In the later years of his life, Andriolli found refuge in a small villa he designed for himself near Anielin in what is now the town of Otwock at the Świder River, close to Warsaw. Apart from his own house, he designed several other villas in the area, creating a distinctive architectural style of Warsaw's suburbs. The świdermajer, as it was later dubbed by Konstanty Ildefons Gałczyński, was an eclectic mixture of traditional Mazovian village wooden architecture with Alpine and Siberian styles. It remains a distinctive feature of many of Warsaw's suburbs.
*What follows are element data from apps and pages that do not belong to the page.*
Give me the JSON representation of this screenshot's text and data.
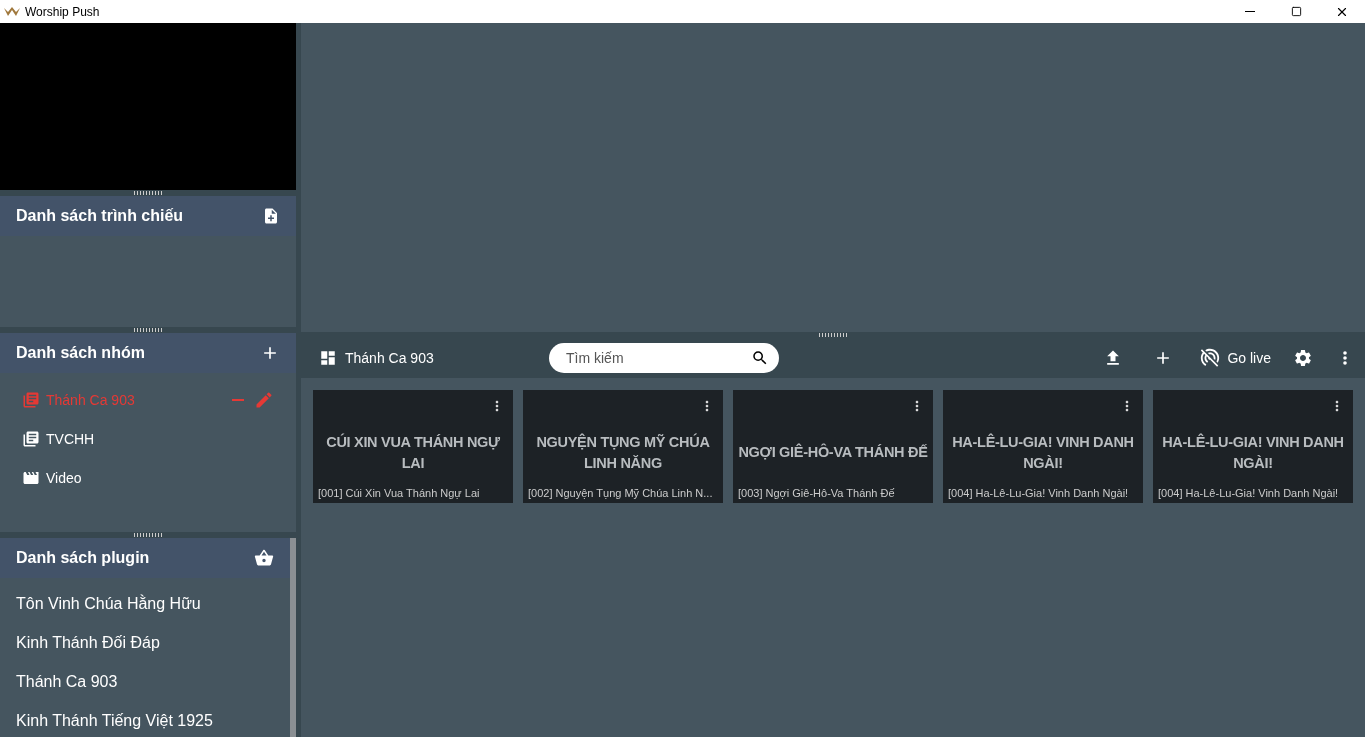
{
  "window": {
    "title": "Worship Push"
  },
  "presentation_list": {
    "title": "Danh sách trình chiếu"
  },
  "groups": {
    "title": "Danh sách nhóm",
    "items": [
      {
        "label": "Thánh Ca 903",
        "kind": "book",
        "selected": true
      },
      {
        "label": "TVCHH",
        "kind": "book",
        "selected": false
      },
      {
        "label": "Video",
        "kind": "video",
        "selected": false
      }
    ]
  },
  "plugins": {
    "title": "Danh sách plugin",
    "items": [
      "Tôn Vinh Chúa Hằng Hữu",
      "Kinh Thánh Đối Đáp",
      "Thánh Ca 903",
      "Kinh Thánh Tiếng Việt 1925"
    ]
  },
  "toolbar": {
    "title": "Thánh Ca 903",
    "search": {
      "placeholder": "Tìm kiếm"
    },
    "go_live": "Go live"
  },
  "songs": [
    {
      "heading": "CÚI XIN VUA THÁNH NGỰ LAI",
      "caption": "[001] Cúi Xin Vua Thánh Ngự Lai"
    },
    {
      "heading": "NGUYỆN TỤNG MỸ CHÚA LINH NĂNG",
      "caption": "[002] Nguyện Tụng Mỹ Chúa Linh N..."
    },
    {
      "heading": "NGỢI GIÊ-HÔ-VA THÁNH ĐẾ",
      "caption": "[003] Ngợi Giê-Hô-Va Thánh Đế"
    },
    {
      "heading": "HA-LÊ-LU-GIA! VINH DANH NGÀI!",
      "caption": "[004] Ha-Lê-Lu-Gia! Vinh Danh Ngài!"
    },
    {
      "heading": "HA-LÊ-LU-GIA! VINH DANH NGÀI!",
      "caption": "[004] Ha-Lê-Lu-Gia! Vinh Danh Ngài!"
    }
  ]
}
Michał Andriolli died on 23 August 1893 in Nałęczów and is buried at the local cemetery.


Michał Andriolli illustrated many books of Polish authors, including:

Further reading[edit]

  1. Gabriela Socha (1988). Andriolli i rozwój drzeworytu w Polsce (in Polish). Lwów-Wrocław: Ossolineum. p. 277. ISBN 83-04-02685-6. 
  2. Janina Wiercińska (1981). Andriolli; opowieść biograficzna (in Polish). Warsaw: Ludowa Spółdzielnia Wydawnicza. ISBN 83-205-3215-9. 
  3. Michał Elwiro Andriolli. Władysława Jaworska, Janina Wiercińska, ed. Andriolli – świadek swoich czasów; listy i wspomnienia (in Polish). Wrocław-Warsaw: Polish Academy of Sciences, Ossolineum. p. 429. 

External links[edit]

Notes and references[edit]

  1. ^ Sužiedėlis, Saulius (2004). Historical dictionary of Lithuania (2nd ed.). Lanham, Md.: Scarecrow Press. p. 51. ISBN 0810875365. 
  2. ^ Antoniego Malczewskiego, "Marya. Powieść ukraińska" z 8 ilustracjami E.M. Andriollego. Warszawa 1876. Nakład Gebethnera i Wolffa
  3. ^ "Les Récits d'un vieux gentilhomme polonais", Mickiewicz Władysław, Paris 1866.